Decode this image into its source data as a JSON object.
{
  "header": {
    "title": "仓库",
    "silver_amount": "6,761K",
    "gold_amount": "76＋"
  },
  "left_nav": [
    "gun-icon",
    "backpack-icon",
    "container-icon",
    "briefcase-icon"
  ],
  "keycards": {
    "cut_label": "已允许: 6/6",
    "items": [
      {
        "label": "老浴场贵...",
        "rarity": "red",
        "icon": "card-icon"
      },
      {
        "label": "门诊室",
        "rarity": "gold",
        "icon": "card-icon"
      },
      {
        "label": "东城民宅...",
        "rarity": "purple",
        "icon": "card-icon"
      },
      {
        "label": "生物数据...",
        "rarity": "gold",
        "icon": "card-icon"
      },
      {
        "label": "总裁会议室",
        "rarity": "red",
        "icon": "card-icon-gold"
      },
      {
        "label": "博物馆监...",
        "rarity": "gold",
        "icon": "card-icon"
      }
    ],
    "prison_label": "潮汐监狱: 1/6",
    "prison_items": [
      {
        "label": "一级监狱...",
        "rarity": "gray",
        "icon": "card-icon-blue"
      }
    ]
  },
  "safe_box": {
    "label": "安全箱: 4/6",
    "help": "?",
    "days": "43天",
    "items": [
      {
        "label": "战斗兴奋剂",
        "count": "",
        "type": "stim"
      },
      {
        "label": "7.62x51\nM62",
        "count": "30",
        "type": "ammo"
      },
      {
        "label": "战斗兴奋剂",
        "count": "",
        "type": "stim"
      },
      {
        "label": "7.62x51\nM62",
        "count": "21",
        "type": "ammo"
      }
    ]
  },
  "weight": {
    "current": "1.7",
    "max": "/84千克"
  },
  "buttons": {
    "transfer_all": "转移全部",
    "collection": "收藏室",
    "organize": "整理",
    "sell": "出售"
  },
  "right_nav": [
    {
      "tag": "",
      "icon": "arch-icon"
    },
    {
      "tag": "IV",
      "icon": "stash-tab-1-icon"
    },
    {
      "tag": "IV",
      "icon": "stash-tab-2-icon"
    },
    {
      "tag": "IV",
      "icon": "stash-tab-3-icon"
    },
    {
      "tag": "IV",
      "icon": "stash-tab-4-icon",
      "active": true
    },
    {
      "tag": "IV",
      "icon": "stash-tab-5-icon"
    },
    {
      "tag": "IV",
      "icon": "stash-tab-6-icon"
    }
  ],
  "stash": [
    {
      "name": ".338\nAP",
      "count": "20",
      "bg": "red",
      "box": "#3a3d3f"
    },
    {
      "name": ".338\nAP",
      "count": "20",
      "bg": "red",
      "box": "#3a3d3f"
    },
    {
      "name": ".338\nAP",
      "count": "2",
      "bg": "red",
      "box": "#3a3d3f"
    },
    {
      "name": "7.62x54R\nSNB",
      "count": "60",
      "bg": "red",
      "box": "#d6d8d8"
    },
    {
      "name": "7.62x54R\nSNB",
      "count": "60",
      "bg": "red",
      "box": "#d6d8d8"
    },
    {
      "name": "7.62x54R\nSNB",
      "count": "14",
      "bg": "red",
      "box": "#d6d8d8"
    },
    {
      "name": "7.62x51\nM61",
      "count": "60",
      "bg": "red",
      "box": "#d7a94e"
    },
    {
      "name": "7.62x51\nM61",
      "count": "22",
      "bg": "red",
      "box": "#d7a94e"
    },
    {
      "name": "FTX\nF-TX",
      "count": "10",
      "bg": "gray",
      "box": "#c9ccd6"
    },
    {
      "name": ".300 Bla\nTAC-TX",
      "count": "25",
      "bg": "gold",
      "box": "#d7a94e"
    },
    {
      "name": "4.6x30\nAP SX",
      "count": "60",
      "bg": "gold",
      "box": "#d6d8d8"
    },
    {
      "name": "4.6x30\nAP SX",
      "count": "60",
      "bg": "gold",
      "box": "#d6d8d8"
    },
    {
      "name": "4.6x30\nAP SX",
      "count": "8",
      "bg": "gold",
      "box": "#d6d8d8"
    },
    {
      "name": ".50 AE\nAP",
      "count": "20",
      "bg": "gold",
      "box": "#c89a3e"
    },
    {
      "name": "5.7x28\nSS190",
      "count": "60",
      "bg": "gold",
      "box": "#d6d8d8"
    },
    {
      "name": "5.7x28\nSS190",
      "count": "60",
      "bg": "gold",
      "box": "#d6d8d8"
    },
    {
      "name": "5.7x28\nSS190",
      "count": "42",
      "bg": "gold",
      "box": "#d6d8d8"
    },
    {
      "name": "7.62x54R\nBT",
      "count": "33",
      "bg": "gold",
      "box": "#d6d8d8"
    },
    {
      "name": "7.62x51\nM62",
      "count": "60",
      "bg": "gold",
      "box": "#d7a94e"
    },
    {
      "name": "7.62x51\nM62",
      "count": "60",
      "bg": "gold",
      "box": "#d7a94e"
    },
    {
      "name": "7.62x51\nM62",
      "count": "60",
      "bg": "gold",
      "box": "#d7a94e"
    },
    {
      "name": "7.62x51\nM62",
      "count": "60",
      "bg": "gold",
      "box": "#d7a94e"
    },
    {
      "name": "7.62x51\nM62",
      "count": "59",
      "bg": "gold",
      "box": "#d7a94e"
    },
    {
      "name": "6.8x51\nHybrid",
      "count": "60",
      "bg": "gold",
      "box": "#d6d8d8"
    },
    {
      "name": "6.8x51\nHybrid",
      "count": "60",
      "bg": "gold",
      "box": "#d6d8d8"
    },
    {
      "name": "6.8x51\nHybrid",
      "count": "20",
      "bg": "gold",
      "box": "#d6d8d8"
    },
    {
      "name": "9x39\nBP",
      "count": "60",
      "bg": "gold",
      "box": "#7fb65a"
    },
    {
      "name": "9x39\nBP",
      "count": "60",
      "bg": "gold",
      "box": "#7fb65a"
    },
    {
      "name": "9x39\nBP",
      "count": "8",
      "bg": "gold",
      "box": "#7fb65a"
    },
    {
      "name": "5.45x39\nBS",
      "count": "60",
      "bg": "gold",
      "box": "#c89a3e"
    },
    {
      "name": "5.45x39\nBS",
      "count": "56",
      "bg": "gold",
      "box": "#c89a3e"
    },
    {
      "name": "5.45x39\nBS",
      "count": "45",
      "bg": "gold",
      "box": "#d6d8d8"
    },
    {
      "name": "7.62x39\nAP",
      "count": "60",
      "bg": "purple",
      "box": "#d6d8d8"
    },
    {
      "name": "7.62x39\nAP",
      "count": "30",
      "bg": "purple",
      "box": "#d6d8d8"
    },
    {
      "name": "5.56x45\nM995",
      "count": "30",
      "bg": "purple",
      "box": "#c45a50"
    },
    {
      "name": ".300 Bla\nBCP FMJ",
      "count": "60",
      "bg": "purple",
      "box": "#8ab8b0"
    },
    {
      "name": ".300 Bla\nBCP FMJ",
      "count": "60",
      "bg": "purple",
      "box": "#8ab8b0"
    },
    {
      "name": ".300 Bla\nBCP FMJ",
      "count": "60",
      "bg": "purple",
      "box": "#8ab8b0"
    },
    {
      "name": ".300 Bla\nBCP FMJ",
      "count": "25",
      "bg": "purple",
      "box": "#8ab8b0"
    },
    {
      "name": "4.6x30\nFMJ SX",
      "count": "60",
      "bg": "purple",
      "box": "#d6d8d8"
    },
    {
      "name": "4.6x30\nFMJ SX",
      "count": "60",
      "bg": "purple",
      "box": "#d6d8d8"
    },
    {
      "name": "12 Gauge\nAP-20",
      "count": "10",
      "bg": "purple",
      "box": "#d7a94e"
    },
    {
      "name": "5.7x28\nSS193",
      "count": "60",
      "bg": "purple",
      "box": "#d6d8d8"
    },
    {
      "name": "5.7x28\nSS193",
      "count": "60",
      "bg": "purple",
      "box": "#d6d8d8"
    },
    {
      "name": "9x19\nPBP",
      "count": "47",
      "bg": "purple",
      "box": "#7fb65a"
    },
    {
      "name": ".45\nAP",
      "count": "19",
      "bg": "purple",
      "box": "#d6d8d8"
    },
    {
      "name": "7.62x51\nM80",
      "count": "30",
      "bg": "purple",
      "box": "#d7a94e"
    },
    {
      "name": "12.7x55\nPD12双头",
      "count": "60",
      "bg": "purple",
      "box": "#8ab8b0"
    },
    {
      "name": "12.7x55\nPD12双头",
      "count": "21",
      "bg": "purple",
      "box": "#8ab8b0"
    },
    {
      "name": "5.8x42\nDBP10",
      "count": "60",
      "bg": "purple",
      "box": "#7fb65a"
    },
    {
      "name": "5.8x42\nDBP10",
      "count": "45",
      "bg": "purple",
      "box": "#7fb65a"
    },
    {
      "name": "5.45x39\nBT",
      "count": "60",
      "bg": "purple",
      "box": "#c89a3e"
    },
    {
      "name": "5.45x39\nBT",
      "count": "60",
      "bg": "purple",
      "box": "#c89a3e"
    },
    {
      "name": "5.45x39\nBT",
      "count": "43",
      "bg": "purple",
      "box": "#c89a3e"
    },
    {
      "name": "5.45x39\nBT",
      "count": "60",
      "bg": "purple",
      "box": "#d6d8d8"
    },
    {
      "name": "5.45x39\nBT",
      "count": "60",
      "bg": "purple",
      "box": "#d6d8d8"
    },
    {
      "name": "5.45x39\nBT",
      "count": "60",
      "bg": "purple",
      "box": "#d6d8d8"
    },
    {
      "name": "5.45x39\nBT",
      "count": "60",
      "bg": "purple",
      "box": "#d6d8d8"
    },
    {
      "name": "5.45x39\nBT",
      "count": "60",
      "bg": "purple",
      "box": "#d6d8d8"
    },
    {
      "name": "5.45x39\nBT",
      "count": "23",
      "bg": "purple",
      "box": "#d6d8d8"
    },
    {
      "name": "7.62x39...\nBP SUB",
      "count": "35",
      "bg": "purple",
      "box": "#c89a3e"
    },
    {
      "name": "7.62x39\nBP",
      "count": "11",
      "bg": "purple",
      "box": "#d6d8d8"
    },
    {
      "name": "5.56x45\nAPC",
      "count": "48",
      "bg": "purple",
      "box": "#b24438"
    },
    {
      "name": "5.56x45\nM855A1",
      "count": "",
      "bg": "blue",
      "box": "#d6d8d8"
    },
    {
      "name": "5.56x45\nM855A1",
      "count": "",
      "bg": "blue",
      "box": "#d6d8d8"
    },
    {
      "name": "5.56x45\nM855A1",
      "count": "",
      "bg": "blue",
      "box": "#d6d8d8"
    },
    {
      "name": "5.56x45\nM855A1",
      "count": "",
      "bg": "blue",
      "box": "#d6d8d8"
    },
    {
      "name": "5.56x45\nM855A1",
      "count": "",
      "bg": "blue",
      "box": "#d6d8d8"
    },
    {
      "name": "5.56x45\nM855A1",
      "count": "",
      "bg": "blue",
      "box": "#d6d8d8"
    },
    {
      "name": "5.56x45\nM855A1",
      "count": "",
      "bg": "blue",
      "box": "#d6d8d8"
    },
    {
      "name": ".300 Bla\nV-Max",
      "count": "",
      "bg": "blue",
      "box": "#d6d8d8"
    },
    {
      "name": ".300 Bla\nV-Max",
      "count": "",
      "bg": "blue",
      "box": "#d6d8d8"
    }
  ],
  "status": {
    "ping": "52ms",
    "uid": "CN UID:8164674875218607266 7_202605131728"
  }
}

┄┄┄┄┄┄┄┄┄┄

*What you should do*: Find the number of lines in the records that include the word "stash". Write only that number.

*Result for this task*: 7